"He's got excellent ball skills. He gets his hands on the ball quite a bit," McCarthy said of Hayward. "I just have always liked the way he has played football, whether it's inside or outside."
Capers could also go with second-year cornerback Davon House, who would have been the starter this year had he not suffered a shoulder subluxation in the first preseason game. House has not played yet this season but has been a full participant in practices for several weeks while getting comfortable with a harness on his injured shoulder.
"When he got hurt, he was really playing the best since he's been here," Capers said. "He was gaining the confidence of the coaches. It was really too bad. I think this is his best week of practice. He's looked more ready to play this week than since he got hurt."
The biggest challenge for the Packers from an injury perspective is at inside linebacker. Starter Desmond Bishop was placed on injured reserve after tearing his right hamstring in preseason. His backup, D.J. Smith, is also now out for the season with a knee injury. That has forced Green Bay to turn to third-stringer Brad Jones, whom the team is attempting to convert from an outside linebacker to inside.
"We just felt backing him up off the ball and letting him play the inside linebacker position was more suited to him," Capers said of Jones. "I think it's been a good move. I think it's the right place for him."
The next-man-up idea isn't simply a cliche for the Packers. It's a reality that their depth at many positions has put them in an advantageous spot to not lose any production with their backup players on the field.
If Green Bay's injuries linger, or more players go down, that depth will continue to be tested.

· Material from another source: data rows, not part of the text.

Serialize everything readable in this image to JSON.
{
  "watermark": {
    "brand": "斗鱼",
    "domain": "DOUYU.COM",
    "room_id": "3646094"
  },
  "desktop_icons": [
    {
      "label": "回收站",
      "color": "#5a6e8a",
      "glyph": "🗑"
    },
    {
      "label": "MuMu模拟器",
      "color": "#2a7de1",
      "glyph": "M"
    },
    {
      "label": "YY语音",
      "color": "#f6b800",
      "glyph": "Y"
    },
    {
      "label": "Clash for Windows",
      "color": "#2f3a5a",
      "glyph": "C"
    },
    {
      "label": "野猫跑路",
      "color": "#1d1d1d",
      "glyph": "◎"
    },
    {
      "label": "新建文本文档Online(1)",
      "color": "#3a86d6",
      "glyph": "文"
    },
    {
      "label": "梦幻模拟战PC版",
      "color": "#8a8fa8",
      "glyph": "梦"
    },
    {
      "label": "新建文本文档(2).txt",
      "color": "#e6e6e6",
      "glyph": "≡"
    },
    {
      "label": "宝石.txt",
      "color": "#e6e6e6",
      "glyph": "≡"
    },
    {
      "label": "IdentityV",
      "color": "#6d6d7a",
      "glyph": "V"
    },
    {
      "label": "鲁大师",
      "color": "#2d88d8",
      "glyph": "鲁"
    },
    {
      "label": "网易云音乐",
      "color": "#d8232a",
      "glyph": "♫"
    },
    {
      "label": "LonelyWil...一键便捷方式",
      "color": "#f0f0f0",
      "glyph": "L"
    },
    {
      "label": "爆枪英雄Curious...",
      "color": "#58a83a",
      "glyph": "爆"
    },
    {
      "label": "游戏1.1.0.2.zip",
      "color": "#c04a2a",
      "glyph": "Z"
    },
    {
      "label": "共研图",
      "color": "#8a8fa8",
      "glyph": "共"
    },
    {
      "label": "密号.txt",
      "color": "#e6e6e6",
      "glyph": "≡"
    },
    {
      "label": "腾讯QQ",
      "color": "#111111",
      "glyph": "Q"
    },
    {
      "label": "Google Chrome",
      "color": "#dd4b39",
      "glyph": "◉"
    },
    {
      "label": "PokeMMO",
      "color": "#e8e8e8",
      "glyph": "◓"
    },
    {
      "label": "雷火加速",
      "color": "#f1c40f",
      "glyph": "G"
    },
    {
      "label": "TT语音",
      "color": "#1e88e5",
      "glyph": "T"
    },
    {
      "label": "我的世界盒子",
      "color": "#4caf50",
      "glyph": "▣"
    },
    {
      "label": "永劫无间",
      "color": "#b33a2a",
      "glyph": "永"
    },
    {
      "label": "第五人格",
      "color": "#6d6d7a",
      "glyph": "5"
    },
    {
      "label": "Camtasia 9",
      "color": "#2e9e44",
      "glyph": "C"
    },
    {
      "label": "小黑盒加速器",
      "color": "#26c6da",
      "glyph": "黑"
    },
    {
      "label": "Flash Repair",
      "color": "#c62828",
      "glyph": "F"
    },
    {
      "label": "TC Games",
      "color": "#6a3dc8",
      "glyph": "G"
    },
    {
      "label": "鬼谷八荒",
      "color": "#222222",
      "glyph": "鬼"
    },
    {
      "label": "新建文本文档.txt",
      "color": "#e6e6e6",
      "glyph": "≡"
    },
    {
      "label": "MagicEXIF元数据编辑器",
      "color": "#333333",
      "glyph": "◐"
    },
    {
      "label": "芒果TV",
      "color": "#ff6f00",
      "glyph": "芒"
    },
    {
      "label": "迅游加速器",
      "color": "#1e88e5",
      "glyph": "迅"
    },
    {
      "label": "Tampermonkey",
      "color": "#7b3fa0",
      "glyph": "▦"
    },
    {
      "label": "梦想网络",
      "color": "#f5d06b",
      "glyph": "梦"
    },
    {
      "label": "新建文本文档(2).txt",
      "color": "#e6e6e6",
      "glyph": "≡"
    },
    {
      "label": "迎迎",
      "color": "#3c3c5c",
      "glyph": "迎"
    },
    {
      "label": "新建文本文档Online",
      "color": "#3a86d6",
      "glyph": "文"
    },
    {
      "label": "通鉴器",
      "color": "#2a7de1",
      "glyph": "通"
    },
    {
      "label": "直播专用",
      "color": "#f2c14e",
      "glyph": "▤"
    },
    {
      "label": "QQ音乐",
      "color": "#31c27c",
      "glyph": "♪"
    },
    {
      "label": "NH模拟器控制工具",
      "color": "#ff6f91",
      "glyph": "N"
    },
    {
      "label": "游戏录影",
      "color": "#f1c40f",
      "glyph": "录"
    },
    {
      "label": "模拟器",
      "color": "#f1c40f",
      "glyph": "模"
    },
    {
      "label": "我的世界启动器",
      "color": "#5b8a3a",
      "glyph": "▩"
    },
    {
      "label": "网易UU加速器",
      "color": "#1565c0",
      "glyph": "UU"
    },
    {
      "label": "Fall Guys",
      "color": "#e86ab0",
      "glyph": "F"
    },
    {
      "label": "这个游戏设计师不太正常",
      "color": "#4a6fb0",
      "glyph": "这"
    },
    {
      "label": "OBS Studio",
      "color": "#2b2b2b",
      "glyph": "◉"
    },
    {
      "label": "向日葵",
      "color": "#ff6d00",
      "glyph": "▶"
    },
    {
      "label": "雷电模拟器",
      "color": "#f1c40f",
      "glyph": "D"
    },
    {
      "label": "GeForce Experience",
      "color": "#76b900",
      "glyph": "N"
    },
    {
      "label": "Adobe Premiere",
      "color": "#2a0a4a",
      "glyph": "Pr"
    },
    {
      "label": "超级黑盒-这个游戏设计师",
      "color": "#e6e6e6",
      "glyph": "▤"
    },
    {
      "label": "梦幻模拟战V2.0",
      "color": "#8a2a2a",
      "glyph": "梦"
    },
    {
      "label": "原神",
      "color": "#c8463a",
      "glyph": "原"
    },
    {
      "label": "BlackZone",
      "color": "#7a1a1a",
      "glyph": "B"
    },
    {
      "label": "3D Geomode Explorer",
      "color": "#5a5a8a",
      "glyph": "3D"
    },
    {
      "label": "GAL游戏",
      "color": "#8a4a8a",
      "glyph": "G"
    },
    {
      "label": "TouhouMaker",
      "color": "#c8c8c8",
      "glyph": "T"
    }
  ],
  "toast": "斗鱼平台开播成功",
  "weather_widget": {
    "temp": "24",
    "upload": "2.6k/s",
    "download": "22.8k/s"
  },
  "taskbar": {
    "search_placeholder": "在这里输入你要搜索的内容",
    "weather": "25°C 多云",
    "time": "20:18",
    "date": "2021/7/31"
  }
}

But at the moment, despite having multiple starters out on both sides of the ball, the Packers shouldn't look any different on game day.
"We're just as good with the next guy a lot of times," Rodgers said. "You have to give the staff credit because they design game plans to utilize the talents of the next guy up. The starter may do something really well and the next guy up who has starter talent, he might do something else a little better, or maybe we should stay away from things to just utilize their strengths.